Saved entries

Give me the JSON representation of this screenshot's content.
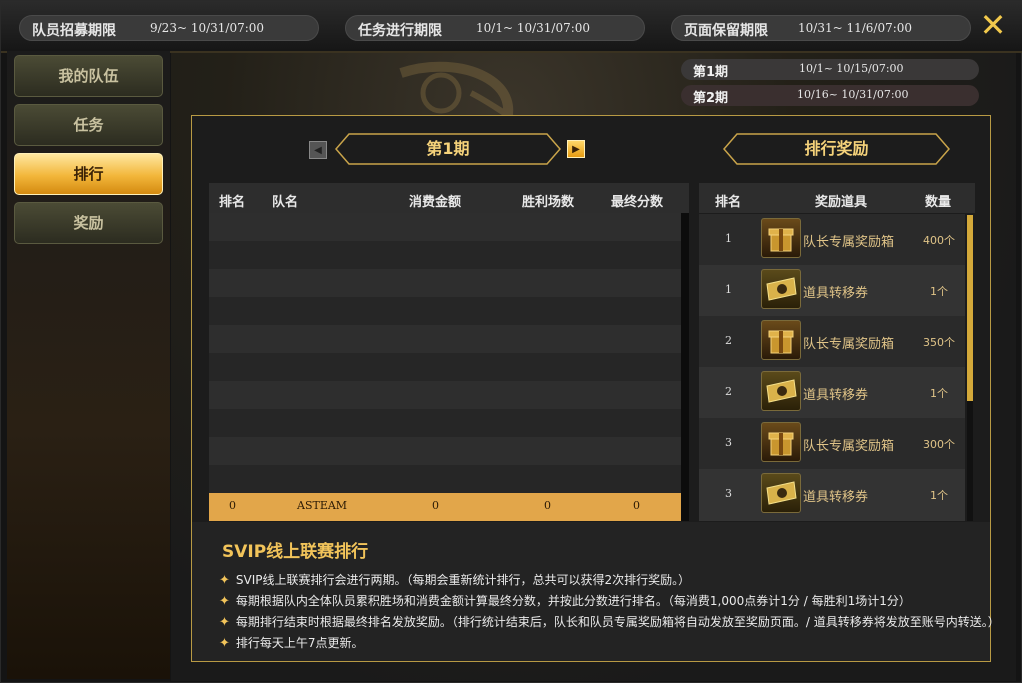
{
  "header": {
    "recruit_label": "队员招募期限",
    "recruit_value": "9/23~ 10/31/07:00",
    "task_label": "任务进行期限",
    "task_value": "10/1~ 10/31/07:00",
    "keep_label": "页面保留期限",
    "keep_value": "10/31~ 11/6/07:00",
    "close_glyph": "✕"
  },
  "nav": {
    "items": [
      {
        "label": "我的队伍"
      },
      {
        "label": "任务"
      },
      {
        "label": "排行"
      },
      {
        "label": "奖励"
      }
    ],
    "active": "排行"
  },
  "periods": [
    {
      "label": "第1期",
      "value": "10/1~ 10/15/07:00"
    },
    {
      "label": "第2期",
      "value": "10/16~ 10/31/07:00"
    }
  ],
  "ranking": {
    "period_title": "第1期",
    "prev_icon": "◀",
    "next_icon": "▶",
    "columns": [
      "排名",
      "队名",
      "消费金额",
      "胜利场数",
      "最终分数"
    ],
    "my_row": {
      "rank": "0",
      "team": "ASTEAM",
      "spend": "0",
      "wins": "0",
      "score": "0"
    }
  },
  "rewards": {
    "title": "排行奖励",
    "columns": [
      "排名",
      "奖励道具",
      "数量"
    ],
    "rows": [
      {
        "rank": "1",
        "item": "队长专属奖励箱",
        "qty": "400个",
        "icon": "gift-box-icon"
      },
      {
        "rank": "1",
        "item": "道具转移券",
        "qty": "1个",
        "icon": "ticket-icon"
      },
      {
        "rank": "2",
        "item": "队长专属奖励箱",
        "qty": "350个",
        "icon": "gift-box-icon"
      },
      {
        "rank": "2",
        "item": "道具转移券",
        "qty": "1个",
        "icon": "ticket-icon"
      },
      {
        "rank": "3",
        "item": "队长专属奖励箱",
        "qty": "300个",
        "icon": "gift-box-icon"
      },
      {
        "rank": "3",
        "item": "道具转移券",
        "qty": "1个",
        "icon": "ticket-icon"
      }
    ]
  },
  "description": {
    "title": "SVIP线上联赛排行",
    "rules": [
      "SVIP线上联赛排行会进行两期。（每期会重新统计排行，总共可以获得2次排行奖励。）",
      "每期根据队内全体队员累积胜场和消费金额计算最终分数，并按此分数进行排名。（每消费1,000点券计1分 / 每胜利1场计1分）",
      "每期排行结束时根据最终排名发放奖励。（排行统计结束后，队长和队员专属奖励箱将自动发放至奖励页面。/ 道具转移券将发放至账号内转送。）",
      "排行每天上午7点更新。"
    ]
  },
  "colors": {
    "accent": "#f2b63a",
    "gold_text": "#f2c45a",
    "highlight_row": "#e2a64a"
  }
}
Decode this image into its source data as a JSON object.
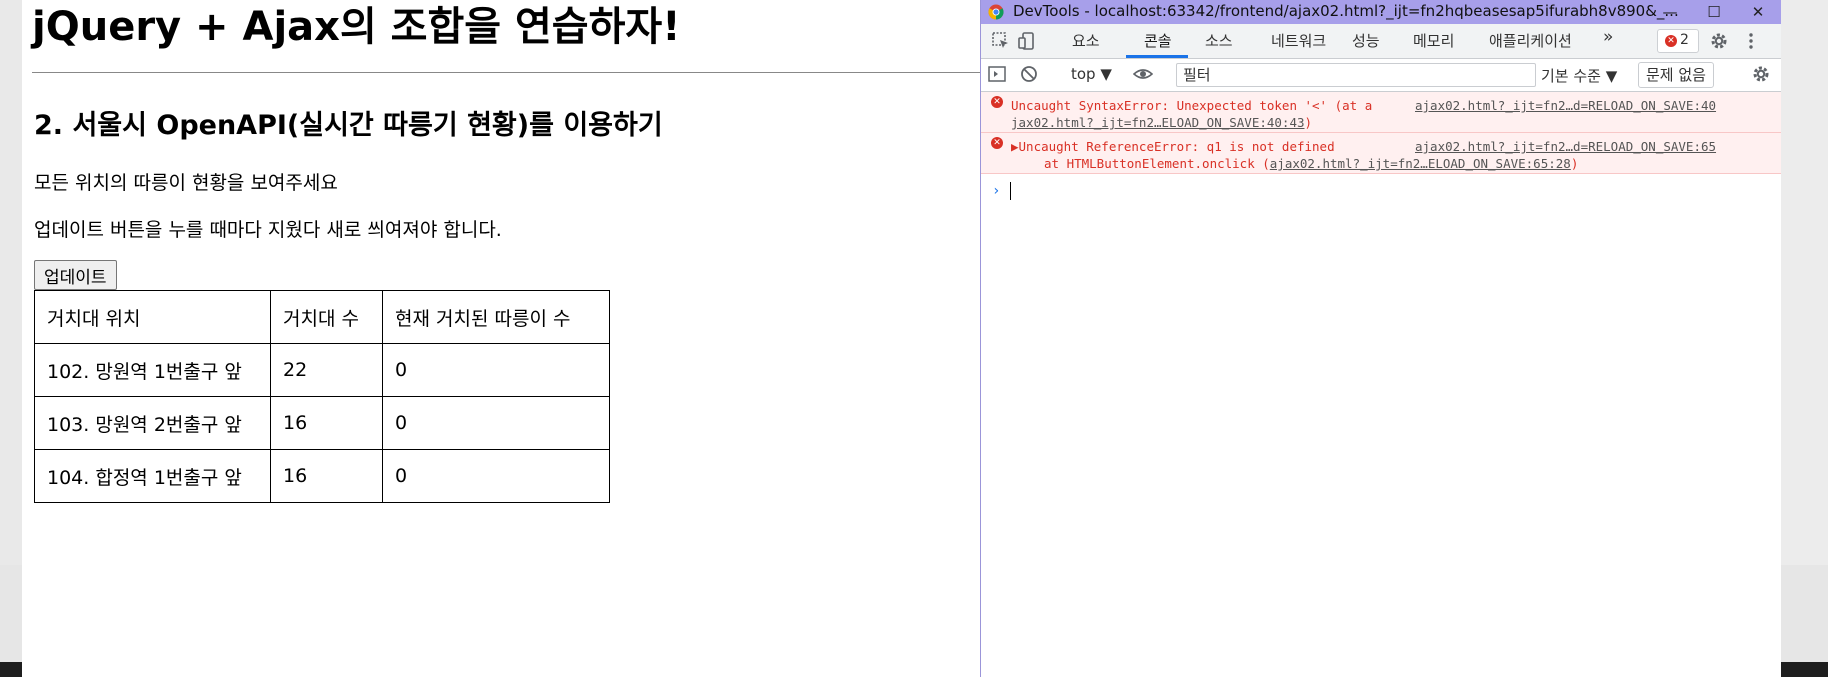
{
  "page": {
    "heading": "jQuery + Ajax의 조합을 연습하자!",
    "subheading": "2. 서울시 OpenAPI(실시간 따릉기 현황)를 이용하기",
    "desc1": "모든 위치의 따릉이 현황을 보여주세요",
    "desc2": "업데이트 버튼을 누를 때마다 지웠다 새로 씌여져야 합니다.",
    "update_button": "업데이트",
    "table": {
      "headers": [
        "거치대 위치",
        "거치대 수",
        "현재 거치된 따릉이 수"
      ],
      "rows": [
        [
          "102. 망원역 1번출구 앞",
          "22",
          "0"
        ],
        [
          "103. 망원역 2번출구 앞",
          "16",
          "0"
        ],
        [
          "104. 합정역 1번출구 앞",
          "16",
          "0"
        ]
      ]
    }
  },
  "devtools": {
    "title": "DevTools - localhost:63342/frontend/ajax02.html?_ijt=fn2hqbeasesap5ifurabh8v890&_...",
    "tabs": [
      "요소",
      "콘솔",
      "소스",
      "네트워크",
      "성능",
      "메모리",
      "애플리케이션"
    ],
    "active_tab": "콘솔",
    "more_tabs": "»",
    "error_count": "2",
    "context": "top ▼",
    "filter_placeholder": "필터",
    "log_level": "기본 수준 ▼",
    "issues": "문제 없음",
    "messages": [
      {
        "text": "Uncaught SyntaxError: Unexpected token '<' (at a",
        "source": "ajax02.html?_ijt=fn2…d=RELOAD_ON_SAVE:40",
        "cont": "jax02.html?_ijt=fn2…ELOAD_ON_SAVE:40:43",
        "cont_end": ")"
      },
      {
        "text": "▶Uncaught ReferenceError: q1 is not defined",
        "source": "ajax02.html?_ijt=fn2…d=RELOAD_ON_SAVE:65",
        "cont_prefix": "at HTMLButtonElement.onclick (",
        "cont": "ajax02.html?_ijt=fn2…ELOAD_ON_SAVE:65:28",
        "cont_end": ")"
      }
    ],
    "prompt": "›"
  },
  "colors": {
    "titlebar": "#a79fea",
    "error_red": "#d93025",
    "accent_blue": "#1a73e8",
    "error_bg": "#fff0f0"
  }
}
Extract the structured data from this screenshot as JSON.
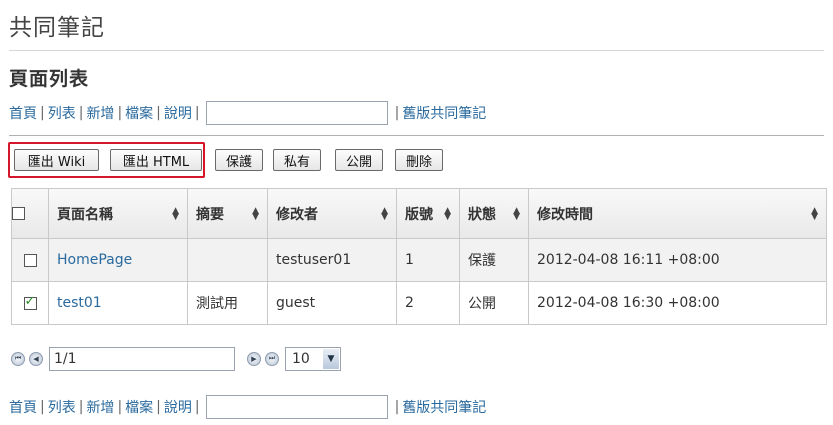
{
  "app_title": "共同筆記",
  "page_title": "頁面列表",
  "nav": {
    "links": [
      "首頁",
      "列表",
      "新增",
      "檔案",
      "說明"
    ],
    "search_value": "",
    "old_link": "舊版共同筆記"
  },
  "toolbar": {
    "buttons": [
      "匯出 Wiki",
      "匯出 HTML",
      "保護",
      "私有",
      "公開",
      "刪除"
    ]
  },
  "table": {
    "headers": [
      "頁面名稱",
      "摘要",
      "修改者",
      "版號",
      "狀態",
      "修改時間"
    ],
    "rows": [
      {
        "checked": false,
        "name": "HomePage",
        "summary": "",
        "modifier": "testuser01",
        "version": "1",
        "status": "保護",
        "time": "2012-04-08 16:11 +08:00"
      },
      {
        "checked": true,
        "name": "test01",
        "summary": "測試用",
        "modifier": "guest",
        "version": "2",
        "status": "公開",
        "time": "2012-04-08 16:30 +08:00"
      }
    ]
  },
  "pager": {
    "page_value": "1/1",
    "page_size": "10"
  }
}
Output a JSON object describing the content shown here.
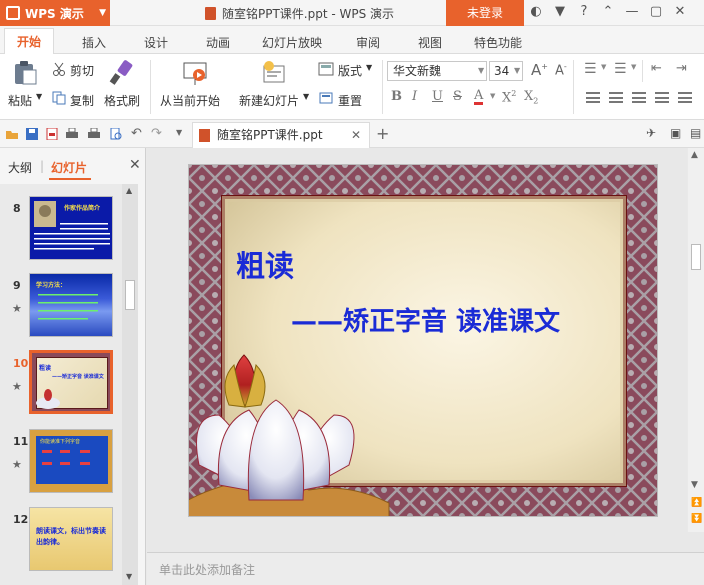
{
  "app": {
    "name": "WPS 演示",
    "doc_title": "随室铭PPT课件.ppt - WPS 演示",
    "login": "未登录"
  },
  "ribbon_tabs": [
    "开始",
    "插入",
    "设计",
    "动画",
    "幻灯片放映",
    "审阅",
    "视图",
    "特色功能"
  ],
  "toolbar": {
    "paste": "粘贴",
    "cut": "剪切",
    "copy": "复制",
    "format_painter": "格式刷",
    "from_current": "从当前开始",
    "new_slide": "新建幻灯片",
    "layout": "版式",
    "reset": "重置",
    "font_name": "华文新魏",
    "font_size": "34"
  },
  "doc_tab": {
    "name": "随室铭PPT课件.ppt"
  },
  "left_pane": {
    "outline_tab": "大纲",
    "slides_tab": "幻灯片"
  },
  "thumbnails": [
    {
      "num": "8",
      "title": "作家作品简介"
    },
    {
      "num": "9",
      "title": "学习方法："
    },
    {
      "num": "10",
      "title": "粗读",
      "sub": "——矫正字音 读准课文"
    },
    {
      "num": "11",
      "title": "你能读准下列字音"
    },
    {
      "num": "12",
      "title": "朗读课文，标出节奏读出韵律。"
    }
  ],
  "slide": {
    "title": "粗读",
    "subtitle": "——矫正字音 读准课文"
  },
  "notes": {
    "placeholder": "单击此处添加备注"
  },
  "colors": {
    "accent": "#e8622c",
    "slide_text": "#1a2bd6",
    "frame": "#7a3a4a"
  }
}
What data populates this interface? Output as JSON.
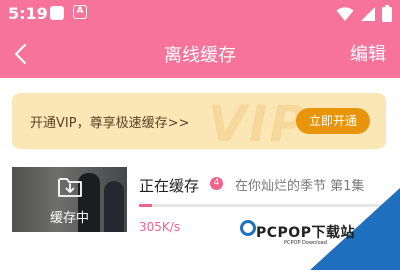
{
  "status_bar": {
    "time": "5:19",
    "icons": [
      "app-square-icon",
      "a-badge-icon",
      "wifi-icon",
      "signal-icon",
      "battery-icon"
    ]
  },
  "header": {
    "back_icon": "chevron-left-icon",
    "title": "离线缓存",
    "edit_label": "编辑"
  },
  "vip_banner": {
    "text": "开通VIP，尊享极速缓存>>",
    "button_label": "立即开通",
    "watermark": "VIP"
  },
  "download_item": {
    "thumbnail_caption": "缓存中",
    "status": "正在缓存",
    "count": "4",
    "title": "在你灿烂的季节 第1集",
    "speed": "305K/s",
    "progress": 0.05
  },
  "watermark": {
    "brand": "PCPOP下载站",
    "sub": "PCPOP Download"
  },
  "colors": {
    "header_bg": "#f7739b",
    "accent": "#f2628d",
    "vip_bg": "#fbe7b6",
    "vip_button": "#e8950c"
  }
}
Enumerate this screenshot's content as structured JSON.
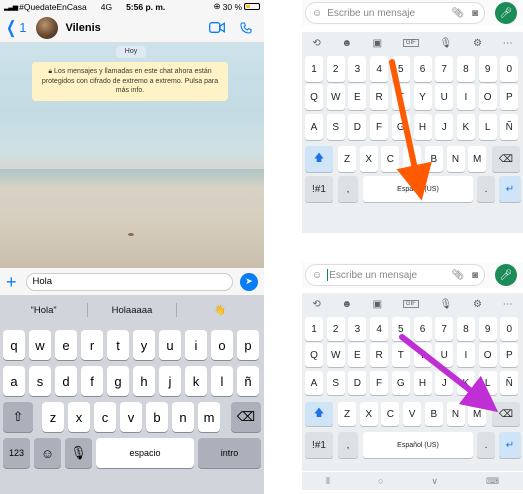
{
  "left_phone": {
    "status": {
      "carrier": "#QuedateEnCasa",
      "network": "4G",
      "time": "5:56 p. m.",
      "battery": "30 %",
      "battery_level": 0.3
    },
    "header": {
      "back_count": "1",
      "contact_name": "Vilenis"
    },
    "chat": {
      "date_badge": "Hoy",
      "encryption_notice": "Los mensajes y llamadas en este chat ahora están protegidos con cifrado de extremo a extremo. Pulsa para más info."
    },
    "composer": {
      "value": "Hola"
    },
    "suggestions": [
      "“Hola”",
      "Holaaaaa",
      "👋"
    ],
    "keyboard": {
      "row1": [
        "q",
        "w",
        "e",
        "r",
        "t",
        "y",
        "u",
        "i",
        "o",
        "p"
      ],
      "row2": [
        "a",
        "s",
        "d",
        "f",
        "g",
        "h",
        "j",
        "k",
        "l",
        "ñ"
      ],
      "row3": [
        "z",
        "x",
        "c",
        "v",
        "b",
        "n",
        "m"
      ],
      "numbers_key": "123",
      "space_key": "espacio",
      "return_key": "intro"
    }
  },
  "android_panels": [
    {
      "input_placeholder": "Escribe un mensaje",
      "numbers": [
        "1",
        "2",
        "3",
        "4",
        "5",
        "6",
        "7",
        "8",
        "9",
        "0"
      ],
      "row1": [
        "Q",
        "W",
        "E",
        "R",
        "T",
        "Y",
        "U",
        "I",
        "O",
        "P"
      ],
      "row2": [
        "A",
        "S",
        "D",
        "F",
        "G",
        "H",
        "J",
        "K",
        "L",
        "Ñ"
      ],
      "row3": [
        "Z",
        "X",
        "C",
        "V",
        "B",
        "N",
        "M"
      ],
      "symbols_key": "!#1",
      "comma_key": ",",
      "space_key": "Español (US)",
      "period_key": ".",
      "gif_label": "GIF",
      "arrow_color": "#ff5a00"
    },
    {
      "input_placeholder": "Escribe un mensaje",
      "numbers": [
        "1",
        "2",
        "3",
        "4",
        "5",
        "6",
        "7",
        "8",
        "9",
        "0"
      ],
      "row1": [
        "Q",
        "W",
        "E",
        "R",
        "T",
        "Y",
        "U",
        "I",
        "O",
        "P"
      ],
      "row2": [
        "A",
        "S",
        "D",
        "F",
        "G",
        "H",
        "J",
        "K",
        "L",
        "Ñ"
      ],
      "row3": [
        "Z",
        "X",
        "C",
        "V",
        "B",
        "N",
        "M"
      ],
      "symbols_key": "!#1",
      "comma_key": ",",
      "space_key": "Español (US)",
      "period_key": ".",
      "gif_label": "GIF",
      "arrow_color": "#c02fd6"
    }
  ]
}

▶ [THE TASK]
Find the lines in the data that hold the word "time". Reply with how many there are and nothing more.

▶ [ANSWER FOR THIS EXERCISE]
4